Among the package of cutbacks which have reduced the in-year deficit to £14m is a decision to shut down ‘The Works’, an employability programme which assists individuals with mental illnesses such as schizophrenia and bipolar disorder into work, which is expected to save £430k.
Around £15m came from unfilled vacancies in the Partnership, which is in the midst of a recruitment crisis.
EIJB chief officer Tony Duncan said this presented a “huge strategic issue”.
He explained that while trying to fill the positions to improve services, there would be “even more pressure on us” if they managed.
He added: “It’s one of those very difficult ones to solve.”
Plans also include reducing spending on community care equipment and transport for people receiving care, as well as cutting the number of interim care home beds for recovering patients who are between the hospital and home.

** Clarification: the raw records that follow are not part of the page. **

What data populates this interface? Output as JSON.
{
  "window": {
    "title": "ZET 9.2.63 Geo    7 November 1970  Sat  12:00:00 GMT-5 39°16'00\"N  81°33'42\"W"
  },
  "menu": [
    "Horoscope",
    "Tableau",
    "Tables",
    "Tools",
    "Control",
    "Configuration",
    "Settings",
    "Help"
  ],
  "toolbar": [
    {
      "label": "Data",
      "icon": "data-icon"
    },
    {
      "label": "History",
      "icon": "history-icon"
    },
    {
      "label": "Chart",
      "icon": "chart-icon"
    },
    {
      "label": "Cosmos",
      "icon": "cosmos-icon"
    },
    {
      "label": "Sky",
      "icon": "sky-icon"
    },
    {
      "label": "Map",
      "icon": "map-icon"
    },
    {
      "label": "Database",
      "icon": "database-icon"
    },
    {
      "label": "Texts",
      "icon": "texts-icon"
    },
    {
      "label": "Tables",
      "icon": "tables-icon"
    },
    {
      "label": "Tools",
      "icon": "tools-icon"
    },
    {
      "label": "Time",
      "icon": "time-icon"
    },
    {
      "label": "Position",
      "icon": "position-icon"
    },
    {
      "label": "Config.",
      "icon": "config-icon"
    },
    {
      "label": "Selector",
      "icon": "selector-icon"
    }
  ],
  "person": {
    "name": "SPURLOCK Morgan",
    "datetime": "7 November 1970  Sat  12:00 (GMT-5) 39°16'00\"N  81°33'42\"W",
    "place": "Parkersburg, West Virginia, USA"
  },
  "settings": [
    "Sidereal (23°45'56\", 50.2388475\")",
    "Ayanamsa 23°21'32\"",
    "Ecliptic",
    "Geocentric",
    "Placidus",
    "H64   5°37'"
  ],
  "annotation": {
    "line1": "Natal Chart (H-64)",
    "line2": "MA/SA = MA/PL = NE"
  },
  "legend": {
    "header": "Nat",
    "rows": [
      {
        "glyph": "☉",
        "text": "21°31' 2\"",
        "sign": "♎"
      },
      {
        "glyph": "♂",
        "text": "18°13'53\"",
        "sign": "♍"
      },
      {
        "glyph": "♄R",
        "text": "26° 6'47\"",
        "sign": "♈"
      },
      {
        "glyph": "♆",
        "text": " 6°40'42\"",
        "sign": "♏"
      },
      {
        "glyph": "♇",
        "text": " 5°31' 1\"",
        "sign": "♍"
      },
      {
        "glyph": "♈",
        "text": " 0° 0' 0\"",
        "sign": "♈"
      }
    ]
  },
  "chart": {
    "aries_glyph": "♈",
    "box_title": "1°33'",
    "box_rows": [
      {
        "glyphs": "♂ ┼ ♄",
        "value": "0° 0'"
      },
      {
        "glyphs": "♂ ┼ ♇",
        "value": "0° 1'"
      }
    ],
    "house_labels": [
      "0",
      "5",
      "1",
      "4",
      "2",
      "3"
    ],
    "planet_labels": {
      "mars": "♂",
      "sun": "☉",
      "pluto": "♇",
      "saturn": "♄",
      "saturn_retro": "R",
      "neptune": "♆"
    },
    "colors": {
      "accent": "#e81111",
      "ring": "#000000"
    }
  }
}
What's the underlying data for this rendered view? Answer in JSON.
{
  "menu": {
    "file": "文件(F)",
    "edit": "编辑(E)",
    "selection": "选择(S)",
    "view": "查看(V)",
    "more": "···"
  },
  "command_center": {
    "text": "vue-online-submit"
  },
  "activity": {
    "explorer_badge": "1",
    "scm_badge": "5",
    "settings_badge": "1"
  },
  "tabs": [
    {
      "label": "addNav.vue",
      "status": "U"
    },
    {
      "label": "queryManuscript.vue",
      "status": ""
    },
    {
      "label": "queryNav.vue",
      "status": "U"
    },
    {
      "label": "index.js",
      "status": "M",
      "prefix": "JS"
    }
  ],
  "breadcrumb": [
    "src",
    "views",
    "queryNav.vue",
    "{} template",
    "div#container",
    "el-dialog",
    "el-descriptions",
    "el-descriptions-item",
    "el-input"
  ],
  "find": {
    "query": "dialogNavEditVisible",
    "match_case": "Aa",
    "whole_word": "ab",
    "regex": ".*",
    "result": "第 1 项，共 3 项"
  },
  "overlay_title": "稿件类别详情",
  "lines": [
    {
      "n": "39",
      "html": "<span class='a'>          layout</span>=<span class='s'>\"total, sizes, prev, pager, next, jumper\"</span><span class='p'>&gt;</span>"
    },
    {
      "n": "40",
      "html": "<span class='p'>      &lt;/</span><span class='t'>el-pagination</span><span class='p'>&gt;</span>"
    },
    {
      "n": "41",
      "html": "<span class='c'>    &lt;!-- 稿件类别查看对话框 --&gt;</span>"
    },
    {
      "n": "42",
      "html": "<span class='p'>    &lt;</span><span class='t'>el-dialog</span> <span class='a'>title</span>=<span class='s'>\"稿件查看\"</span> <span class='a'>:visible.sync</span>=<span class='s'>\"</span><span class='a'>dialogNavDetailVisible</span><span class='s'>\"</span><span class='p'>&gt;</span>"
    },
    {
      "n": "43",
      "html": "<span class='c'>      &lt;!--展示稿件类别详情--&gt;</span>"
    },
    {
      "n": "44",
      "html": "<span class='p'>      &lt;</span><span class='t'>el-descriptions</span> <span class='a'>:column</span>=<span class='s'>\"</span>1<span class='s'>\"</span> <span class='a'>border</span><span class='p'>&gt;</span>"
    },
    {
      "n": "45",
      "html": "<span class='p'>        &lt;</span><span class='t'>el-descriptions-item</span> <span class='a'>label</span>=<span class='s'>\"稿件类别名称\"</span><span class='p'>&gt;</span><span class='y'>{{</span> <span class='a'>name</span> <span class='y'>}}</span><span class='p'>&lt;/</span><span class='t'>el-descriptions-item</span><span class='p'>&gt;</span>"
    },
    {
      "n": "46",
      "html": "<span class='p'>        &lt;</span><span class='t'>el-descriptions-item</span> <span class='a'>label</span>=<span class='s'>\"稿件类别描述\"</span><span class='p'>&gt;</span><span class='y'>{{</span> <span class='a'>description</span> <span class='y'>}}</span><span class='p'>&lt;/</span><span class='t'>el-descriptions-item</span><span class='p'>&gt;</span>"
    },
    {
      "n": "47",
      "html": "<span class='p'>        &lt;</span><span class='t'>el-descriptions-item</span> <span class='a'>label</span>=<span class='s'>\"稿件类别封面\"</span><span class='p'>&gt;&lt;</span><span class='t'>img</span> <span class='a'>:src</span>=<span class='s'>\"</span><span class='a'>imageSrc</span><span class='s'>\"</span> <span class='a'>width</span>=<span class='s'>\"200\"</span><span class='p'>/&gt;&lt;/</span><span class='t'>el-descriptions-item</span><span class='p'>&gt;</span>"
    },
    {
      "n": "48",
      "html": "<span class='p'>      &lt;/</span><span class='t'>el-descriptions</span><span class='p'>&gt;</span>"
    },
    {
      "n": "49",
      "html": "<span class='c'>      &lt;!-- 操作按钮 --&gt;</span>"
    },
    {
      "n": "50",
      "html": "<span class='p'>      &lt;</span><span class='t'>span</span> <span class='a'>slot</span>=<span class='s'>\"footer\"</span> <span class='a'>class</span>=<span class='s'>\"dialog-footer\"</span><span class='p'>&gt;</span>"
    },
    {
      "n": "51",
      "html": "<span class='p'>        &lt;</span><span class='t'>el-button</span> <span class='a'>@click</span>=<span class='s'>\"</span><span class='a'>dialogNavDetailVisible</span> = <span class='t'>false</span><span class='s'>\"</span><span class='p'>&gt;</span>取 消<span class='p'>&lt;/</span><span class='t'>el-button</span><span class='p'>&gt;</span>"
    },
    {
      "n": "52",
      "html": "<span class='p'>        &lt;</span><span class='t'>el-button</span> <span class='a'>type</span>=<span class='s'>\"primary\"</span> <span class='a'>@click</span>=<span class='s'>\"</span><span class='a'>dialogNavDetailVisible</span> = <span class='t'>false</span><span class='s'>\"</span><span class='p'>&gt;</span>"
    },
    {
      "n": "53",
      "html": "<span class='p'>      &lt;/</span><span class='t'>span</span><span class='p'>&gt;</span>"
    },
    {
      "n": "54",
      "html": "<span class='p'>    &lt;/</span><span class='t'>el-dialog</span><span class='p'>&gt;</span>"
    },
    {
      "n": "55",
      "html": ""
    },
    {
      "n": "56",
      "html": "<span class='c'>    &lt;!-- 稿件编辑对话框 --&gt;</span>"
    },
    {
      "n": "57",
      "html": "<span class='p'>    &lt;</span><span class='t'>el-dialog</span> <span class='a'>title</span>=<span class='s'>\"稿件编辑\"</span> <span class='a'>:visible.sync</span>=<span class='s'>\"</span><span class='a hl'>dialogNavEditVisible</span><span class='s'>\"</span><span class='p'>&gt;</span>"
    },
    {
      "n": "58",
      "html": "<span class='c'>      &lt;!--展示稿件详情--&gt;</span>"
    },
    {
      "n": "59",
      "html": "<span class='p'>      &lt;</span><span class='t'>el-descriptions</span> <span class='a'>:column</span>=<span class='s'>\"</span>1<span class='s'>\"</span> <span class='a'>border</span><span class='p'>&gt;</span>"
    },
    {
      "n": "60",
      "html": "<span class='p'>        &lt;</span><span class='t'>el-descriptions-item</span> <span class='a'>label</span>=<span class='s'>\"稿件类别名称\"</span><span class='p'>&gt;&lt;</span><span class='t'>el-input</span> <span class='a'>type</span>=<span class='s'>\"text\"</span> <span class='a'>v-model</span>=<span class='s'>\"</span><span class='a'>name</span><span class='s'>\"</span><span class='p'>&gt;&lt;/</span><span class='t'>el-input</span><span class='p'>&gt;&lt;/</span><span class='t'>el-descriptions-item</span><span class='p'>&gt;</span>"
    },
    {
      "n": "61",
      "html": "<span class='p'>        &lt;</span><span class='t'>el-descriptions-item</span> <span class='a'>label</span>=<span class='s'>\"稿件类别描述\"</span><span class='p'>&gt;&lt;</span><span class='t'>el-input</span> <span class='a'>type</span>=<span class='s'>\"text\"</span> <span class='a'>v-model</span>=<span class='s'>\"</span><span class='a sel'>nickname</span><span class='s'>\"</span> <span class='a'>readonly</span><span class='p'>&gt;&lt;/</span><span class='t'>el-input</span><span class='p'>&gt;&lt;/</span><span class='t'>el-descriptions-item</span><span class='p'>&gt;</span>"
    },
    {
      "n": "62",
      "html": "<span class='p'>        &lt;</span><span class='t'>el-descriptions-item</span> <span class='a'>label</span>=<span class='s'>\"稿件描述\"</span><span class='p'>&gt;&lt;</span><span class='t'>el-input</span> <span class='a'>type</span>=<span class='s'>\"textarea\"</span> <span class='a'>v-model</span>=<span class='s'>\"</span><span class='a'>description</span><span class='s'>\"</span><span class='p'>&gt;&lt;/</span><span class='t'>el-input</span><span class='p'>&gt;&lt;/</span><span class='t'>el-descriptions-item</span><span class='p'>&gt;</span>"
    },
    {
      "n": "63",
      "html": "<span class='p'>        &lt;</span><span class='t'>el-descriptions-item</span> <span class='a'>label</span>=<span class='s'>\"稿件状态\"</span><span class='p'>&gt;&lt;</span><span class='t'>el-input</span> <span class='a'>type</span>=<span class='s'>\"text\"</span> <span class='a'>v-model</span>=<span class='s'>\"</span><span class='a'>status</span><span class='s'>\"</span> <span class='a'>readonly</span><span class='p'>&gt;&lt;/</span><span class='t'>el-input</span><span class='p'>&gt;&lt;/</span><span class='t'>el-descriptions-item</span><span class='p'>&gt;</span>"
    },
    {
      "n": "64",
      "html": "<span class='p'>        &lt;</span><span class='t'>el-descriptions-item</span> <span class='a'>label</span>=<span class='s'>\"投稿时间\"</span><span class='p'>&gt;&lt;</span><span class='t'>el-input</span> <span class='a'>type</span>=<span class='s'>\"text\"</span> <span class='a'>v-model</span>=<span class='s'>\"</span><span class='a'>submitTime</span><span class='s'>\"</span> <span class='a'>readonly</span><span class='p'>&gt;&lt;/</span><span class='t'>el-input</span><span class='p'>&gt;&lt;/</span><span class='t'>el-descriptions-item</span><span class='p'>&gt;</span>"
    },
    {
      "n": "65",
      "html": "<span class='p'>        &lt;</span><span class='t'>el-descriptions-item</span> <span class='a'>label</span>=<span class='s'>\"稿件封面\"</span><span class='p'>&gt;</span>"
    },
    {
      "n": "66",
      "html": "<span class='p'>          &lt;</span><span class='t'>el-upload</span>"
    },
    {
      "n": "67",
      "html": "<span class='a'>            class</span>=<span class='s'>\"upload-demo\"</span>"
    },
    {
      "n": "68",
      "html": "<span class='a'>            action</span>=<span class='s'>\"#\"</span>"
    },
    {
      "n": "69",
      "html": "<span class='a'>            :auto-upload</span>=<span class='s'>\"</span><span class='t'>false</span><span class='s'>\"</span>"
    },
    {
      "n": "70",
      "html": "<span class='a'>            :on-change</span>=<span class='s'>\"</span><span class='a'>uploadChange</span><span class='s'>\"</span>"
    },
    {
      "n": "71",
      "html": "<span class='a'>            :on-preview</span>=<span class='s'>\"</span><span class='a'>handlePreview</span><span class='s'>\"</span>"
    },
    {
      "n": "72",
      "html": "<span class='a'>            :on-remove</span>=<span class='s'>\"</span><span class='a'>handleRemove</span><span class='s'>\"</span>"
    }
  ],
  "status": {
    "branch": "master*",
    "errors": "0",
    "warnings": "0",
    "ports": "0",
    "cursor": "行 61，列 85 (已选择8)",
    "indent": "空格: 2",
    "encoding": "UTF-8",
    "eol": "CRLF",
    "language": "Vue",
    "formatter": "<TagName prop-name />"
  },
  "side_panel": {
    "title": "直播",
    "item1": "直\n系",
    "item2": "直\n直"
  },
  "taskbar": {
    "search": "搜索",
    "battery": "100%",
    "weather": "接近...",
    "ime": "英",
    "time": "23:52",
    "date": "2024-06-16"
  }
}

A report said discontinuing The Works – which is currently accessed by 41 people with nine on the waiting list – would put people at “increased risk of social isolation and loss of hope”.
Des Loughney, secretary of Edinburgh Trade Union Council, told the meeting he was disappointed to read about plans to defund the service, and said there had been no consultation around the move.
He said: “I don’t think there’s any substitute for the occupational therapy within other third sector providers of employability support – to axe The Works eliminates a valuable resource for disabled people.”
Linda Brown from trade union Unite’s Edinburgh Non for Profit Branch agreed with Mr Loughney, adding: “We don’t understand how you can centre your recovery plans around early intervention and in the same breath propose specialist services like The Works.
“We see no consultation or real replacement offered, just a vague suggestion that the third sector can take on the work.
“I’ve not seen any proposal to support the people that would otherwise be using The Works”.
Service User Representative Alister McKillopsaid closing the service would be “unfounded and unpalatable”.
He said: “We’re hitting the most vulnerable portion of our population within Edinburgh.
“I know for a fact that the people who have been helped flourish and they feel far more part of our community if they are managing to do whatever role they can.
“With nothing in place these people will be lost because there’s no other service that equatable to what they’re getting at the moment.”
Meanwhile Derek Durkin from Trade Unions in Communities said his biggest fear was that the budget plan would “drive the issue of social and health care into the hands of privateers”.
He warned that in some cases the treatment of carers by private employers amounted to “modern day slavery”.
Moria Pringle, EHSCP’s chief finance officer, said the cuts came “at a time of increasing demand for services, increasing frailty of much of our population” as well as increased cost of living and pressure on public finances.
She said: “If this programme is approved today that will still leave us some way adrift of in-year balance, we’ll have a remaining gap of £14m.”
She added further measures to close that gap, which could include closing care homes and cutting grants to the third sector, would have “significant impacts” on care services.
The EIJB’s vice chair Katharina Kasper said: “There is nobody in this room that who would think that cuts to care or any type of service is a good thing – absolutely nobody.
“Everybody in this room is very aware and very much in agreement that we need more funds to be injected into the system.
“To base our decision making on the hope that we will have more funds given to us, hope is not a strategy – we know what the reality looks like and in light of that it’s an absolute duty for us to really consider what our options are.”
Cllr Pogson said: “Despite the huge challenges posed by a £47m budget deficit we have been able to put together a package of reforms which will not only cut the deficit in a manageable way over three years, it will allow us to improve services for the people of Edinburgh.
“With smarter commissioning, use of technology and better care plans we can close the gap over three years whilst protecting vital services and driving our Improvement Plan for more person-centred care.”